I’d like to write today about the concept of environment, and why it matters so much to innovation. This blog post and others that will follow are meant to expound on the Innovation Workmat that Paul Hobcraft and I developed and published in Innovation Excellence. Within the “workmat” we identified 7 domains that executives and senior managers can influence which accelerate or limit innovation. One that I’ve dealt with recently, even this week, is the concept of “environment“.
In this context, environment has several meanings. The first is obvious, the environment in which you work. Is the physical environment conducive to innovation? The second context is the intangible environment erected by your corporate culture. This creates barriers and limits to thinking, to risk and uncertainty. Does your intangible environment block innovation? The third context is an internal/external environment. How “far” does your environment reach? Do you have extensive interactions and networks with external partners, customers and prospects? The fourth context examines the fluidity of your environment. Does your organization have porous borders? Can you find a good idea or technology outside the boundaries of your organization and bring in “inside”?
If physical environments didn’t matter to the human condition then we’d all live in the most simple, unadorned caves. Designers, architects and people concerned with interior design, spaces and human interaction understand that spaces and environments impact the thinking and behavior of the people in the environment. A dull gray regimented environment leads, more often than not, to dull gray regimented thinking. I had the chance to lead an innovation session with a client this week in a space purpose built for creativity and innovation. Several of the people commented as they entered the space “I feel more comfortable and creative already”. Their work environment (where the environment is built for efficiency) doesn’t support or sustain creativity. Space, environment, design of the physical meeting and idea generation space matters. Every firm that seeks to create more innovation ought to either create a more creative space in which its innovation teams can work, or find local partners who offer such spaces. Some we’ve worked with include Catalyst Ranch and the Magellan Idea Center.
While we interact with the physical environment – walls, floors, halls and cubes – we also interact with the intangible environment. By intangible environment I mean the attitudes, perspectives and organizational thinking and history formed by corporate culture. These create intangible “walls” as rigid and unyielding as physical walls. A risk averse, highly efficient firm can create an interesting new physical space, but it must also change its intangible environment – its culture. Any sufficiently powerful culture can impact how people think, the depth and breadth of their ideas, the amount of creativity they are willing to embrace and the kinds of ideas they can create. The intangible environment must be addressed at least as much as the tangible environment.
Reach of your networks

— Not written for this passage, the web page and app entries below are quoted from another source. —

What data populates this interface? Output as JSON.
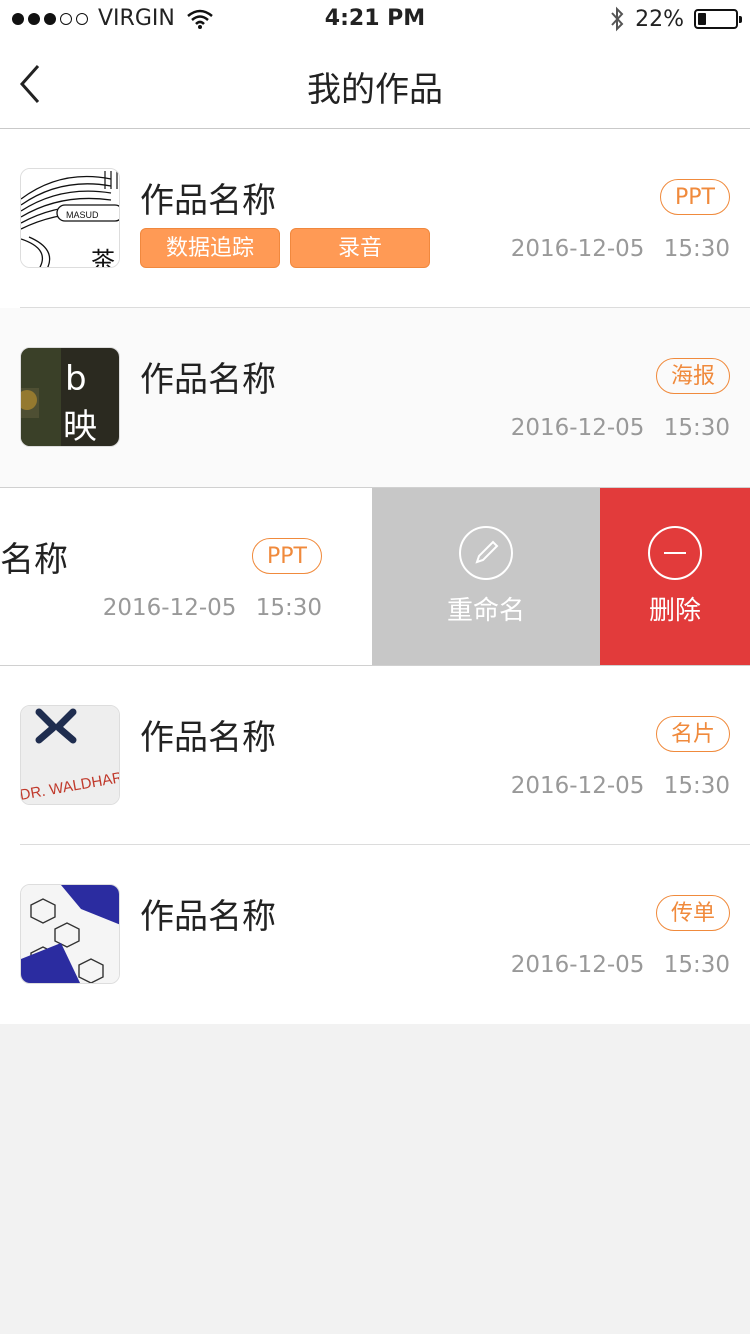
{
  "status": {
    "carrier": "VIRGIN",
    "time": "4:21 PM",
    "battery": "22%",
    "battery_level": 0.22
  },
  "nav": {
    "title": "我的作品"
  },
  "items": [
    {
      "name": "作品名称",
      "tag": "PPT",
      "date": "2016-12-05  15:30",
      "badges": [
        "数据追踪",
        "录音"
      ]
    },
    {
      "name": "作品名称",
      "tag": "海报",
      "date": "2016-12-05  15:30"
    },
    {
      "name": "名称",
      "tag": "PPT",
      "date": "2016-12-05  15:30"
    },
    {
      "name": "作品名称",
      "tag": "名片",
      "date": "2016-12-05  15:30"
    },
    {
      "name": "作品名称",
      "tag": "传单",
      "date": "2016-12-05  15:30"
    }
  ],
  "actions": {
    "rename": "重命名",
    "delete": "删除"
  },
  "colors": {
    "accent": "#f08a3c",
    "badge": "#ff9a55",
    "delete": "#e23b3b",
    "rename": "#c7c7c7"
  }
}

In the book the Innovator’s DNA the authors describe five qualities that many innovators share. One of them is the breadth and diversity of the individual’s network. Your corporate environment impacts the breadth and depth of your network, and by extension your ability to generate interesting ideas. It’s been demonstrated that good innovators have larger, more extensive and more diverse networks. They are influenced by ideas and technologies within their industry or geography, and by ideas that exist outside their industry or geography. These insights are refreshed by conferences, trade shows, customer interactions and their personal and professional networks. When companies limit travel or restrict access to trade shows or conferences, or provide marketing information on paper rather than as an engagement with live prospects, they limit the experience and the external environment, which limits the range and depth of insights and ideas.
How porous is your boundary?
Henry Chesbrough popularized the idea of “open” innovation, and it continues to be a source of great discussion. The real question for your organization and its “environment” is – how porous is your corporate boundary? Has your executive team come “on board” to the idea of open innovation? What types or approaches are acceptable? What potential partners or customers can contribute ideas, technology or intellectual property? What happens to the ideas as they cross the organizational threshold? Good ideas exist outside your organization, and may be within your innovation “environment” but your organization and its leadership must define the best partners and approved approaches, and must demonstrate that the origin of an idea is less important than its potential.
We live and work in a petri dish of physical walls and intangible expectations. Beyond our regular petri dish are other teams in other dishes working on similar and wildly different ideas and technologies. Realizing that the environment matters, adjusting both the internal and external environments to achieve more innovation, and integrating both environments for greater innovation exchange will drive far more innovation in your business.
image credit: group meeting image from bigstock
Jeffrey Phillips is a senior leader at OVO Innovation. OVO works with large distributed organizations to build innovation teams, processes and capabilities. Jeffrey is the author of “Make us more Innovative”, and innovateonpurpose.blogspot.com.